===== Material for this exercise =====
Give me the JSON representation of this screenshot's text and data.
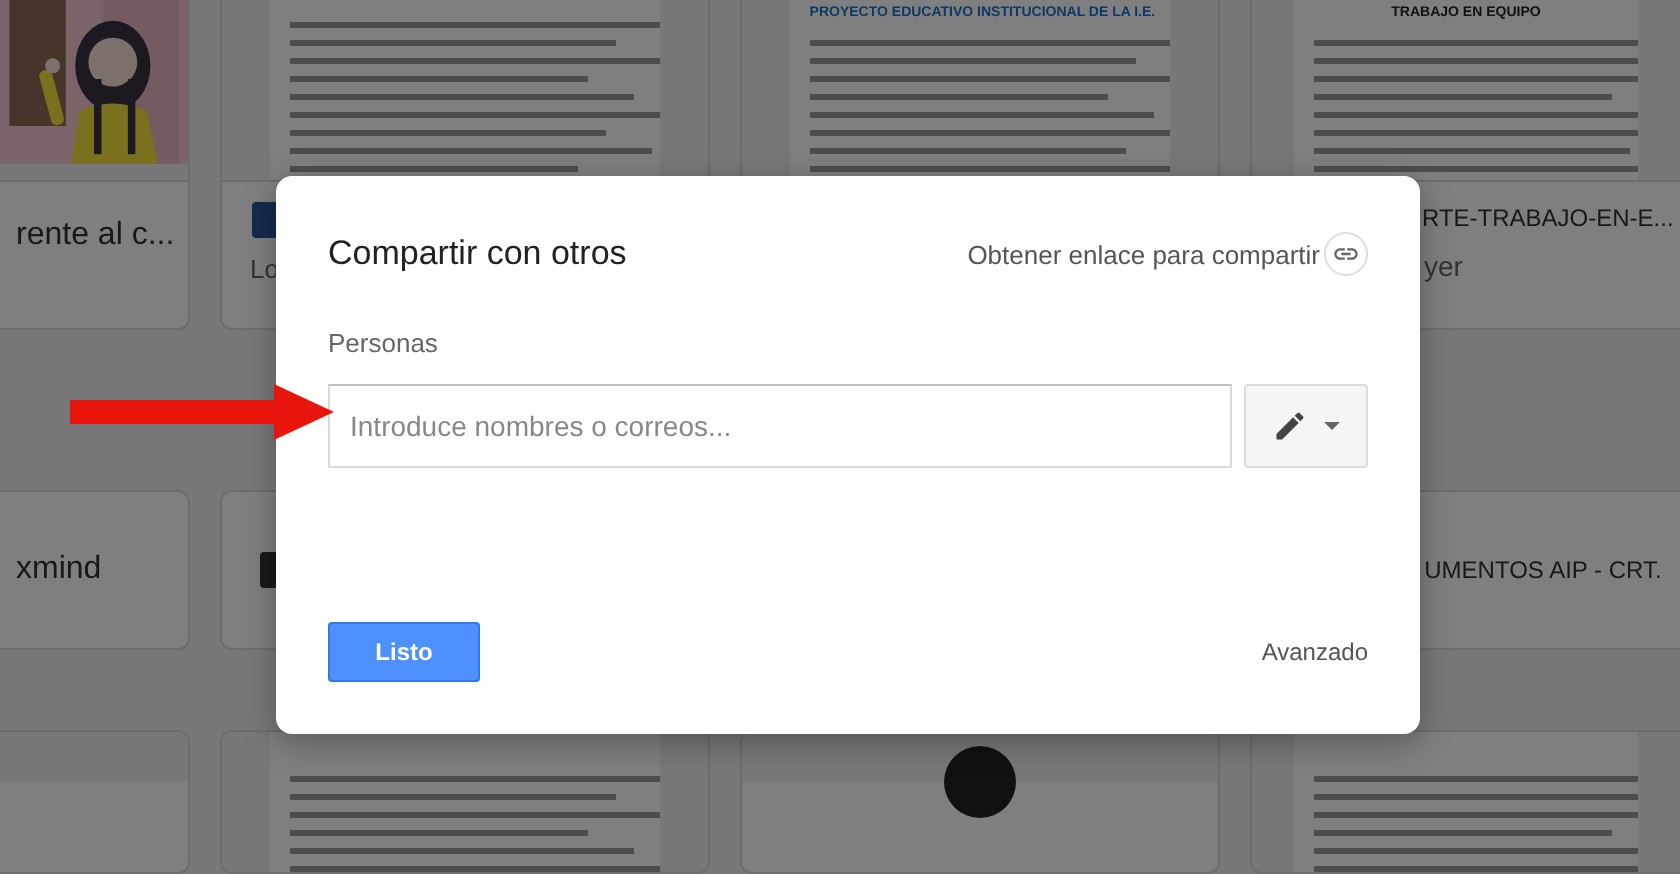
{
  "background": {
    "rows": [
      {
        "kind": "top",
        "cards": [
          {
            "kind": "picture",
            "title": "rente al c..."
          },
          {
            "kind": "document",
            "subtitle": "Lo"
          },
          {
            "kind": "document",
            "heading": "PROYECTO EDUCATIVO INSTITUCIONAL DE LA I.E."
          },
          {
            "kind": "document",
            "heading": "TRABAJO EN EQUIPO",
            "title": "RTE-TRABAJO-EN-E...",
            "subtitle": "yer"
          }
        ]
      },
      {
        "kind": "middle",
        "cards": [
          {
            "kind": "title",
            "title": "xmind"
          },
          {
            "kind": "title"
          },
          {
            "kind": "title",
            "title": "UMENTOS AIP - CRT."
          }
        ]
      },
      {
        "kind": "bottom",
        "cards": [
          {
            "kind": "blank"
          },
          {
            "kind": "document"
          },
          {
            "kind": "circle"
          },
          {
            "kind": "document"
          }
        ]
      }
    ]
  },
  "dialog": {
    "title": "Compartir con otros",
    "link": "Obtener enlace para compartir",
    "people_label": "Personas",
    "people_field": {
      "placeholder": "Introduce nombres o correos..."
    },
    "done_button": "Listo",
    "advanced_link": "Avanzado"
  }
}
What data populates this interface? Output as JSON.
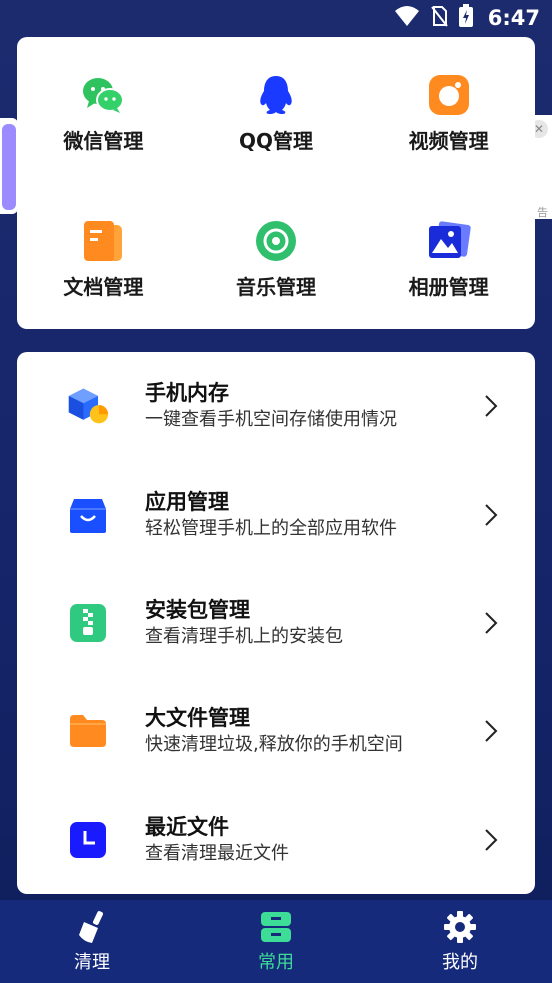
{
  "status_bar": {
    "time": "6:47"
  },
  "ad_peek": {
    "close_glyph": "✕",
    "text": "告"
  },
  "quick_grid": [
    {
      "label": "微信管理",
      "icon": "wechat-icon"
    },
    {
      "label": "QQ管理",
      "icon": "qq-icon"
    },
    {
      "label": "视频管理",
      "icon": "video-icon"
    },
    {
      "label": "文档管理",
      "icon": "document-icon"
    },
    {
      "label": "音乐管理",
      "icon": "music-icon"
    },
    {
      "label": "相册管理",
      "icon": "album-icon"
    }
  ],
  "feature_list": [
    {
      "title": "手机内存",
      "subtitle": "一键查看手机空间存储使用情况",
      "icon": "storage-cube-icon"
    },
    {
      "title": "应用管理",
      "subtitle": "轻松管理手机上的全部应用软件",
      "icon": "app-bag-icon"
    },
    {
      "title": "安装包管理",
      "subtitle": "查看清理手机上的安装包",
      "icon": "apk-zip-icon"
    },
    {
      "title": "大文件管理",
      "subtitle": "快速清理垃圾,释放你的手机空间",
      "icon": "folder-icon"
    },
    {
      "title": "最近文件",
      "subtitle": "查看清理最近文件",
      "icon": "recent-clock-icon"
    }
  ],
  "tabs": [
    {
      "label": "清理",
      "icon": "broom-icon",
      "active": false
    },
    {
      "label": "常用",
      "icon": "cabinet-icon",
      "active": true
    },
    {
      "label": "我的",
      "icon": "gear-icon",
      "active": false
    }
  ],
  "colors": {
    "background": "#1c2a6e",
    "tabbar": "#152a7a",
    "active_tab": "#3ddc97",
    "wechat_green": "#2fc35f",
    "qq_blue": "#1a3bff",
    "video_orange": "#ff8a1f",
    "doc_orange": "#ff8a1f",
    "music_green": "#2fbf6d",
    "album_blue": "#1a2bd9"
  }
}
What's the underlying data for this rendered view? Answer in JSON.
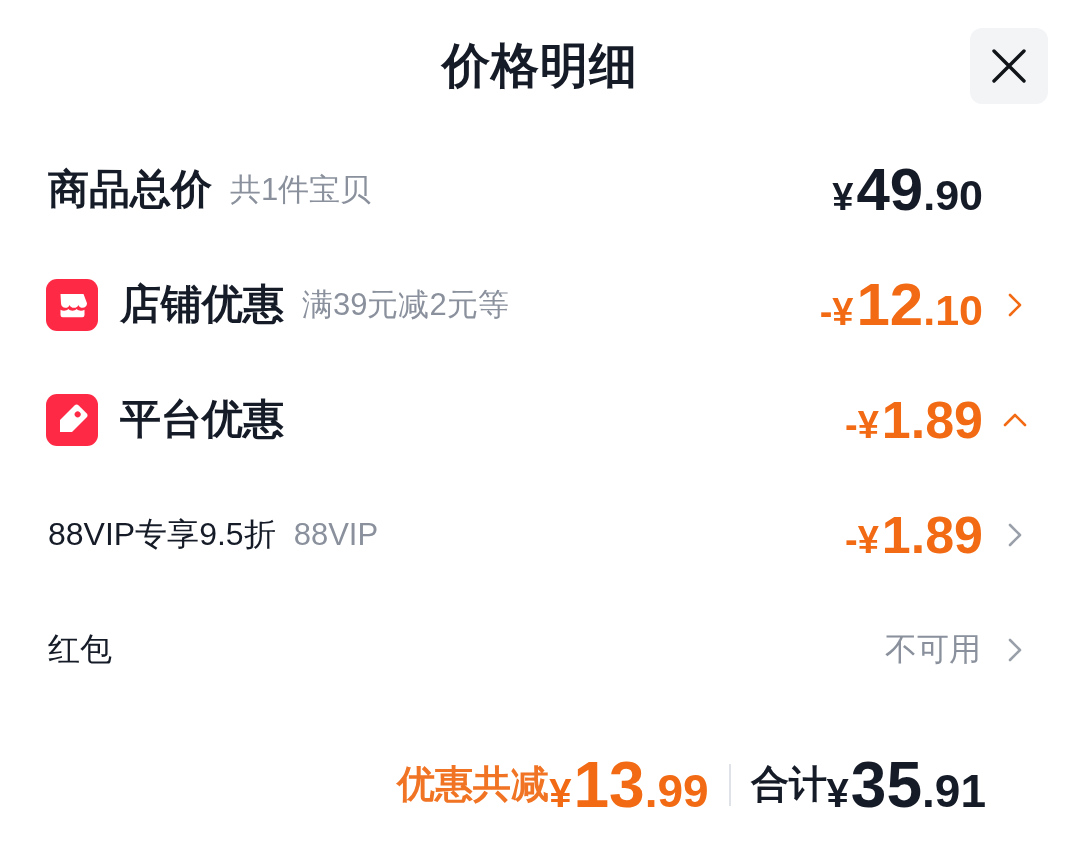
{
  "sheet": {
    "title": "价格明细"
  },
  "rows": [
    {
      "kind": "subtotal",
      "label": "商品总价",
      "note": "共1件宝贝",
      "amount": {
        "prefix": "¥",
        "whole": "49",
        "fraction": ".90"
      }
    },
    {
      "kind": "shop",
      "label": "店铺优惠",
      "note": "满39元减2元等",
      "amount": {
        "prefix": "-¥",
        "whole": "12",
        "fraction": ".10"
      },
      "expanded": false
    },
    {
      "kind": "platform",
      "label": "平台优惠",
      "amount": {
        "prefix": "-¥",
        "whole": "1.89"
      },
      "expanded": true
    },
    {
      "kind": "detail",
      "label": "88VIP专享9.5折",
      "note": "88VIP",
      "amount": {
        "prefix": "-¥",
        "whole": "1.89"
      },
      "expanded": false
    },
    {
      "kind": "detail",
      "label": "红包",
      "status": "不可用",
      "expanded": false
    }
  ],
  "summary": {
    "discount_label": "优惠共减",
    "discount_amount": {
      "prefix": "¥",
      "whole": "13",
      "fraction": ".99"
    },
    "total_label": "合计",
    "total_amount": {
      "prefix": "¥",
      "whole": "35",
      "fraction": ".91"
    }
  }
}
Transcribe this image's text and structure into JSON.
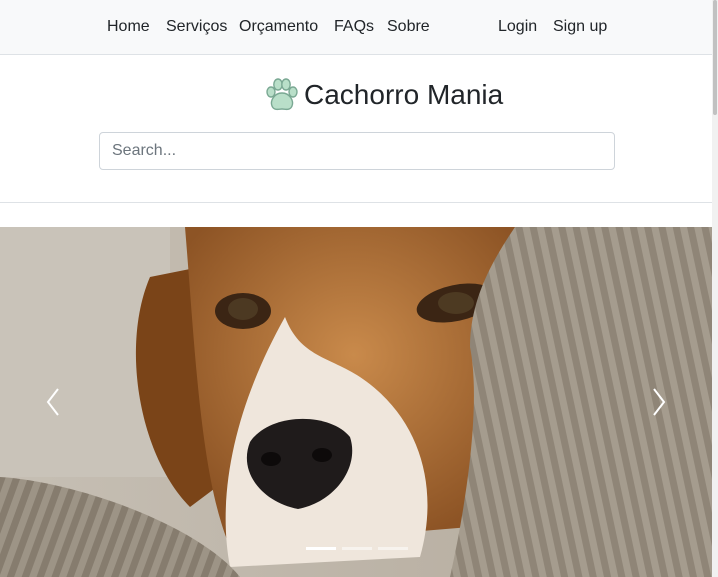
{
  "nav": {
    "home": "Home",
    "services": "Serviços",
    "quote": "Orçamento",
    "faqs": "FAQs",
    "about": "Sobre",
    "login": "Login",
    "signup": "Sign up"
  },
  "brand": {
    "title": "Cachorro Mania",
    "icon": "paw-icon"
  },
  "search": {
    "placeholder": "Search..."
  },
  "carousel": {
    "slide_count": 3,
    "active_index": 0
  },
  "colors": {
    "paw": "#b9dfc9",
    "paw_stroke": "#7aa893"
  }
}
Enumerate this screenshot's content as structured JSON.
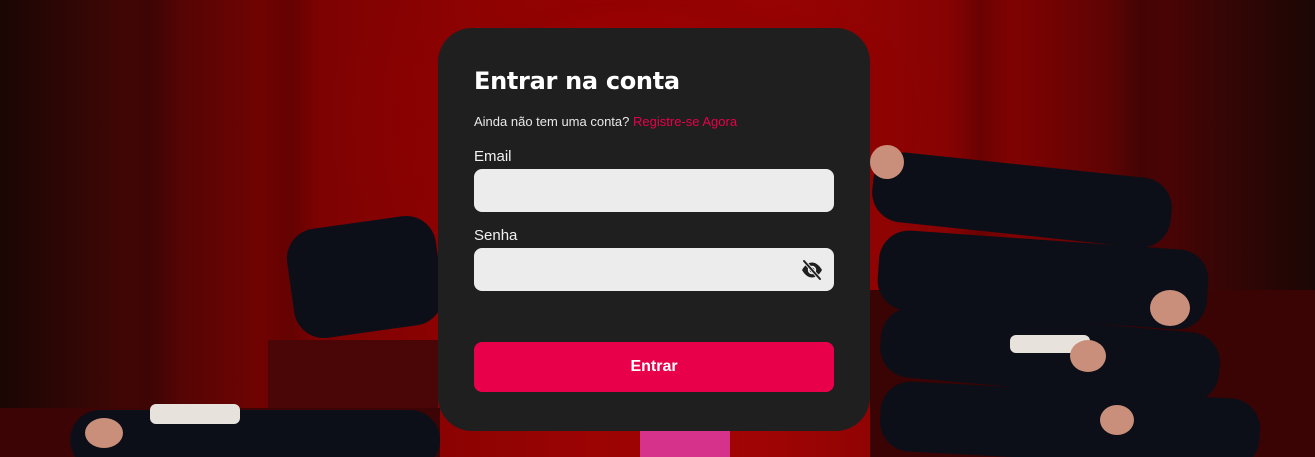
{
  "login": {
    "title": "Entrar na conta",
    "subtitle_text": "Ainda não tem uma conta?",
    "register_link": "Registre-se Agora",
    "email_label": "Email",
    "email_value": "",
    "password_label": "Senha",
    "password_value": "",
    "submit_label": "Entrar",
    "password_toggle_icon": "eye-off-icon"
  },
  "theme": {
    "card_background": "#1f1f1f",
    "accent": "#e8004a",
    "input_background": "#ececec",
    "backdrop_red": "#a00404"
  }
}
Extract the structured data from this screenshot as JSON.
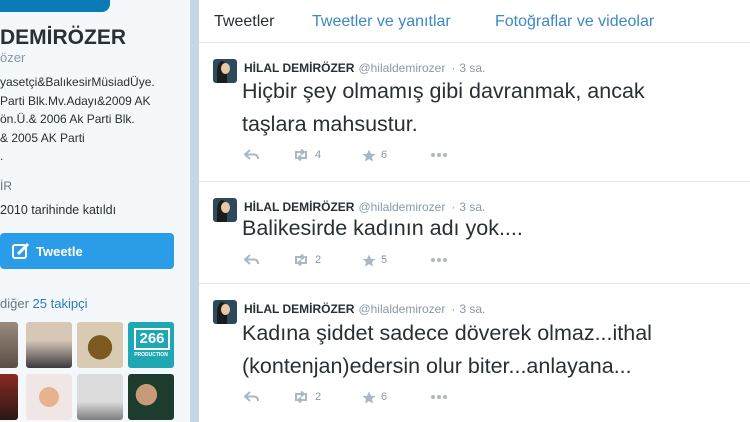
{
  "profile": {
    "name": "DEMİRÖZER",
    "handle": "özer",
    "bio": [
      "yasetçi&BalıkesirMüsiadÜye.",
      "Parti Blk.Mv.Adayı&2009 AK",
      "ön.Ü.& 2006 Ak Parti Blk.",
      "& 2005 AK Parti",
      "."
    ],
    "location": "İR",
    "joined": "2010 tarihinde katıldı",
    "tweet_button_label": "Tweetle",
    "followers_prefix": "diğer",
    "followers_link": "25 takipçi",
    "thumb_266_label": "266",
    "thumb_266_sub": "PRODUCTION"
  },
  "tabs": [
    {
      "label": "Tweetler",
      "active": true
    },
    {
      "label": "Tweetler ve yanıtlar",
      "active": false
    },
    {
      "label": "Fotoğraflar ve videolar",
      "active": false
    }
  ],
  "tweets": [
    {
      "name": "HİLAL DEMİRÖZER",
      "handle": "@hilaldemirozer",
      "time": "3 sa.",
      "lines": [
        "Hiçbir şey olmamış gibi davranmak, ancak",
        "taşlara mahsustur."
      ],
      "retweets": "4",
      "favorites": "6"
    },
    {
      "name": "HİLAL DEMİRÖZER",
      "handle": "@hilaldemirozer",
      "time": "3 sa.",
      "lines": [
        "Balikesirde kadının adı yok...."
      ],
      "retweets": "2",
      "favorites": "5"
    },
    {
      "name": "HİLAL DEMİRÖZER",
      "handle": "@hilaldemirozer",
      "time": "3 sa.",
      "lines": [
        "Kadına şiddet sadece döverek olmaz...ithal",
        "(kontenjan)edersin olur biter...anlayana..."
      ],
      "retweets": "2",
      "favorites": "6"
    }
  ],
  "colors": {
    "accent": "#2b9de8",
    "link": "#3b88c3",
    "text": "#292f33",
    "muted": "#8899a6"
  }
}
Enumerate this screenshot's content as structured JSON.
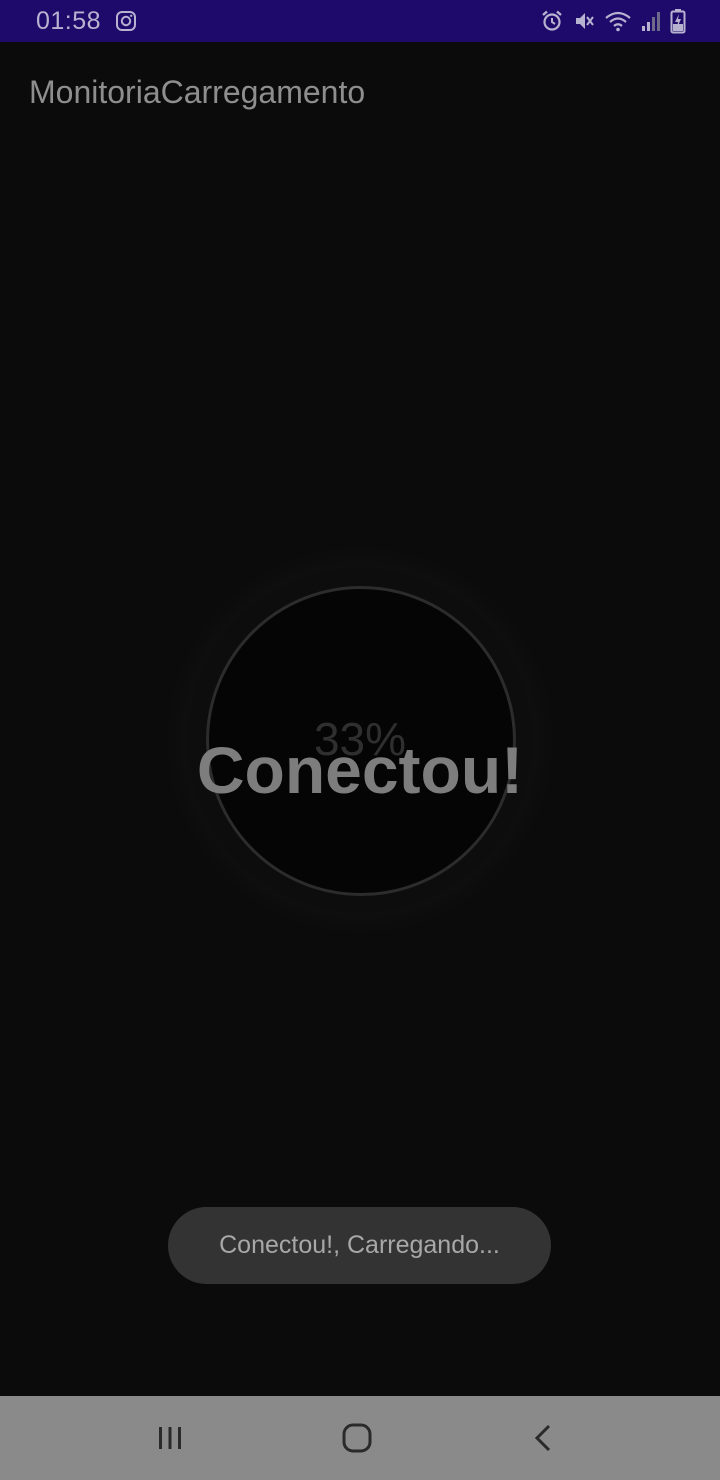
{
  "status_bar": {
    "time": "01:58",
    "background": "#1e0a6b",
    "left_icons": [
      "instagram-icon"
    ],
    "right_icons": [
      "alarm-icon",
      "mute-icon",
      "wifi-icon",
      "signal-icon",
      "battery-charging-icon"
    ]
  },
  "app_bar": {
    "title": "MonitoriaCarregamento"
  },
  "charging": {
    "percent_label": "33%",
    "progress": 0.33,
    "status_text": "Conectou!"
  },
  "toast": {
    "message": "Conectou!, Carregando..."
  },
  "nav_bar": {
    "background": "#8a8a8a",
    "buttons": [
      "recent-apps-icon",
      "home-icon",
      "back-icon"
    ]
  }
}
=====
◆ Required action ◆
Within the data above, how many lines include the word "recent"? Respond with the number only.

◆ Solved problem ◆
2